I’d like you to take a look around the room, and notice all the beautiful young women sitting among you. Many of these young women who are here today will be pregnant at some point in their lives. Maybe some of you already dream of being mothers. Others might be scared just by the idea of holding a baby in your arms. Maybe some of you will actively try to get pregnant. And, maybe, some of you will actively try to prevent pregnancy. Whatever your approach to the matter, it is a beautiful process of growth, self-awareness and change. However, this is complicated by the moralistic and fault finding society we live in, where people you hardly know or never met feel compelled to the right of telling you what is right and wrong for your body and life.
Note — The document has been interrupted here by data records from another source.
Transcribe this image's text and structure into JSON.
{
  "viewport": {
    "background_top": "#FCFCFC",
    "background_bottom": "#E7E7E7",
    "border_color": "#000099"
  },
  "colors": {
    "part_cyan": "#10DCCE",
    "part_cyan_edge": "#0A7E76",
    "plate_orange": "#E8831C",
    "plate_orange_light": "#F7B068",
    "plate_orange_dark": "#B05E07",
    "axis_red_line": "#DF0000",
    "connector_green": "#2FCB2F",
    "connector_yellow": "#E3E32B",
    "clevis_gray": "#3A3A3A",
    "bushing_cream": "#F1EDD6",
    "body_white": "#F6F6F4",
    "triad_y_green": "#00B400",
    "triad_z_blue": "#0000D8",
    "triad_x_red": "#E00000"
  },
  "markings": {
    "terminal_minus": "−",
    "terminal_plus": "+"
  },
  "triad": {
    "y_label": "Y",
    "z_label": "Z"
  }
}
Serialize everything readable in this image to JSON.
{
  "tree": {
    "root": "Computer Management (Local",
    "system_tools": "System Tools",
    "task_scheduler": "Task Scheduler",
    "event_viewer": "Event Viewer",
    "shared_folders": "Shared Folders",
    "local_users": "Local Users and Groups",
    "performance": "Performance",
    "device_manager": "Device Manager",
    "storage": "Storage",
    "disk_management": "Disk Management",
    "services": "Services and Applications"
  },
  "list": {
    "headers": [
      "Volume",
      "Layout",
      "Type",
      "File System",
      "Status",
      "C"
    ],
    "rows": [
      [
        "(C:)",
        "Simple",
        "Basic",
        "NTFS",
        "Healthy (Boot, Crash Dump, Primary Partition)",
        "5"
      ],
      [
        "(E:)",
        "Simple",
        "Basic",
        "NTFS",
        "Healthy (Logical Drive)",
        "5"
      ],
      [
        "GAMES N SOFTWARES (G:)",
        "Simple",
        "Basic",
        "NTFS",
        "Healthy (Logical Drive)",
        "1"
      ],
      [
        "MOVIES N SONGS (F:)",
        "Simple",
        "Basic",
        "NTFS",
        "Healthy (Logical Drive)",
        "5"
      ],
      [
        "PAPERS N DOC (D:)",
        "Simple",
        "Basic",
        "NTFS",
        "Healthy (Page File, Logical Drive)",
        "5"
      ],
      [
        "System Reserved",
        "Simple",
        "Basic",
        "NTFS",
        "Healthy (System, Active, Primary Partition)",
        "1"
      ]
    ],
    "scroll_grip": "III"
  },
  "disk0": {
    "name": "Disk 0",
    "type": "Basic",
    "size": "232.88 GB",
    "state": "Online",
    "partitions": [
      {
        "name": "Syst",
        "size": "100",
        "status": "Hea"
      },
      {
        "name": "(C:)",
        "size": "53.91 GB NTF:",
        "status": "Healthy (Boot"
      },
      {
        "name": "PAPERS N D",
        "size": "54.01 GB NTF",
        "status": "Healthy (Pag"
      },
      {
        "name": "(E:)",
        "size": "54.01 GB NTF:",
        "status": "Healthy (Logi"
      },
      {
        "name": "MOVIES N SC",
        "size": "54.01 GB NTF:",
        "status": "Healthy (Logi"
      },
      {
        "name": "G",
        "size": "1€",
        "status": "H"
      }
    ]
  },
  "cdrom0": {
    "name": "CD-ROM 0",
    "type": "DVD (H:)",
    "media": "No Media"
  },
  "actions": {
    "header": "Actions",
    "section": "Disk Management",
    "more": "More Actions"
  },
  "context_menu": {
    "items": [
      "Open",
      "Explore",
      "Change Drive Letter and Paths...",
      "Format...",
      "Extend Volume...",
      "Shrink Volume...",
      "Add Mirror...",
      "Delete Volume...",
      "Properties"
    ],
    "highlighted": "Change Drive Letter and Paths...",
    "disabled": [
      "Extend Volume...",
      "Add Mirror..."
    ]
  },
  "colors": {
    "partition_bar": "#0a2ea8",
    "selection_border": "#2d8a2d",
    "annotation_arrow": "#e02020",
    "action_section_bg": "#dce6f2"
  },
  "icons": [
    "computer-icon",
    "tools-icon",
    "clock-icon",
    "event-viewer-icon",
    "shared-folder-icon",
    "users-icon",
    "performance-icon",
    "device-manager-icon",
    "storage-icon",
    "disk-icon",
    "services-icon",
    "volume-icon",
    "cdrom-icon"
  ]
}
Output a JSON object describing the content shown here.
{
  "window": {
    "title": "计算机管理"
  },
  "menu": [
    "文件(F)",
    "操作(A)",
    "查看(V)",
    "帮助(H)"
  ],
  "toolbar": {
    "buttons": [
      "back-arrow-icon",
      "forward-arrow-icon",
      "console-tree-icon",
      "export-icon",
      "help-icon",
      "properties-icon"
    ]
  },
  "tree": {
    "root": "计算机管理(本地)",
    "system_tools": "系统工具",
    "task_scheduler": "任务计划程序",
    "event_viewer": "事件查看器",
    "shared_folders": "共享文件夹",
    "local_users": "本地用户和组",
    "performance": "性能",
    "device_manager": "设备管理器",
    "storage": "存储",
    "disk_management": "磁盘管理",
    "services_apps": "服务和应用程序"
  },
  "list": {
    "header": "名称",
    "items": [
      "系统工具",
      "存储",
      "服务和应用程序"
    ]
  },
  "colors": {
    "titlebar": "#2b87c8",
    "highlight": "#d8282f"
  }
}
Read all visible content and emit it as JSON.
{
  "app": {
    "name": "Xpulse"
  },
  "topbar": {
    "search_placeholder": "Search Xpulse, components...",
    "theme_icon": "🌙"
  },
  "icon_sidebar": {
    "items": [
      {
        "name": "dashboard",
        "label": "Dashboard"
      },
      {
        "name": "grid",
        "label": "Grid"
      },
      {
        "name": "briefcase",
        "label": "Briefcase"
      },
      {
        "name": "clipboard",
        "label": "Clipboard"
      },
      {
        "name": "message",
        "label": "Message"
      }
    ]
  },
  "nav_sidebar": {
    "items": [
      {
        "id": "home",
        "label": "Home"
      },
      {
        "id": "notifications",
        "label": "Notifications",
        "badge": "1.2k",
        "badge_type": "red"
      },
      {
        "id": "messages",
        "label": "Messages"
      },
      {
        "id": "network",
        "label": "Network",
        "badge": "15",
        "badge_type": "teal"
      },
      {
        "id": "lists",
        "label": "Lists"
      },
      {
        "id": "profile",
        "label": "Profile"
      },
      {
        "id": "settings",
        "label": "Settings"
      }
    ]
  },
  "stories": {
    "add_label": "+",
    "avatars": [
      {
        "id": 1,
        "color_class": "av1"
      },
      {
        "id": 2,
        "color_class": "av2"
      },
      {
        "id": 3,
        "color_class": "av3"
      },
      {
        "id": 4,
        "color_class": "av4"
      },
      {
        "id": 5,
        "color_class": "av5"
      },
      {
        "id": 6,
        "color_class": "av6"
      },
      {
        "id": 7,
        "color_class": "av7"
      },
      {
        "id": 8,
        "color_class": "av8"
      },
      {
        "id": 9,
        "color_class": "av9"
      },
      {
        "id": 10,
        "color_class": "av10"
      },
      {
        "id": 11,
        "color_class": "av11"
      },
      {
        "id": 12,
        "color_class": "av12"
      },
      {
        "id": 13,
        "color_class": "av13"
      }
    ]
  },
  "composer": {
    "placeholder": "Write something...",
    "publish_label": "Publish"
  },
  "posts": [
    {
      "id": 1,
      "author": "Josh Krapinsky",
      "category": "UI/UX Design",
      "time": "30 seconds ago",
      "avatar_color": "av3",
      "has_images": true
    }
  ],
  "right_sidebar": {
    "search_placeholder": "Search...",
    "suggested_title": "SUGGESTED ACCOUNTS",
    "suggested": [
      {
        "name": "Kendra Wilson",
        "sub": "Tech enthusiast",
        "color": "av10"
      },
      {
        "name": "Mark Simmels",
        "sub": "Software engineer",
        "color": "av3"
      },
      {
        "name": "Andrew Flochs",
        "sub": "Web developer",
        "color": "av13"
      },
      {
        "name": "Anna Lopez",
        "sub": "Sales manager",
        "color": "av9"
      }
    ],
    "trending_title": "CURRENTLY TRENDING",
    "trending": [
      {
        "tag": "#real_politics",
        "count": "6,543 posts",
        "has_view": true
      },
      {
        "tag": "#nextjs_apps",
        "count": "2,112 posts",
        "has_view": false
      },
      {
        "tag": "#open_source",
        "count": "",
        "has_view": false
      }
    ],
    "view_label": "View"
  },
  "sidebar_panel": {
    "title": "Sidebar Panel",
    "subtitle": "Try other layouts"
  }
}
There is this fun conception around female’s fertility. People are convinced that it is 100% controllable, like a switch that we can turn on and off at will. That when a girl becomes sexually active, at about 17, she won’t have any reason to be pregnant unless she plans to be. And if an unplanned pregnancy occurs, the first thing they will tell her is: “I am sure you weren’t careful enough” or “You could have thought about it earlier”. I hate to break it to you, but the truth is that 45% of pregnancies are unplanned. 45%. Almost a half. Unintended pregnancies range from the married couple who would like to have children but not just yet, to the 18 year-old girl who has been sexually assaulted. And, of course, not all unintended pregnancies are unwanted. Maybe some women will decide to keep the baby, to find out later that it was the best decision of their lives. And, maybe, other women will choose a termination, and will be grateful for it forever. This kind of thinking around pregnancies being 100% controllable implies that we could deny women access to safe and legal abortion services because “they shouldn’t need it in the first place”. Here’s the truth: the illegality of abortion doesn’t stop women from getting one, but only increases the numbers of unsafe and uncontrolled medical practices whose consequences can be fatal. I would like you to point out the fact that even the most reliable form of contraception has a failure rate of about 1%. It means that out of one hundred women who will use contraception, at least one will get pregnant. That one woman is condemned to be abandoned by a society which, in the greatest majority of cases, will deny her the right to be the owner of her own body and life.
Eventually, you will meet a woman who has had an abortion. It could be your sister, your best friend, your girlfriend, your teacher, or the funny shop assistant who works at the Walmart down the road. Maybe her contraception failed. Maybe she was sexually assaulted. Maybe she felt too young to have children. Maybe her family’s economic status was too unstable. Or, maybe, she just did not want children. Stop thinking that it is on women’s bucket list to have an abortion. Women don’t do it because they are bored, or lazy, or immature. Women chose abortions when they don’t want to bring a child into this world or it is not safe for them to do so. It is every woman’s right to make this hard decision based on her religious system, moral code, and ethical beliefs.
Every woman in her lifetime gets about 520 menstrual cycles, and so 520 possible chances of becoming pregnant. And we are only supposed to have a baby when we are planning to. It is a lot to ask! And still, women are expected to do it. And that is the real issue. Not couples, not men, not families, but women. They are never going to ask “did the couple use contraception?” but always “did the girl forget her pill?”.
We have a long way to go. I know that this is not going to change after my speech, nor tomorrow or next week. We can’t change it this fast. But what we can do is start a conversation around the way we think about contraception and unplanned pregnancy.
If we are going to see equality in this world, being in control of our own bodies and reproductive choices has to be part of the solution.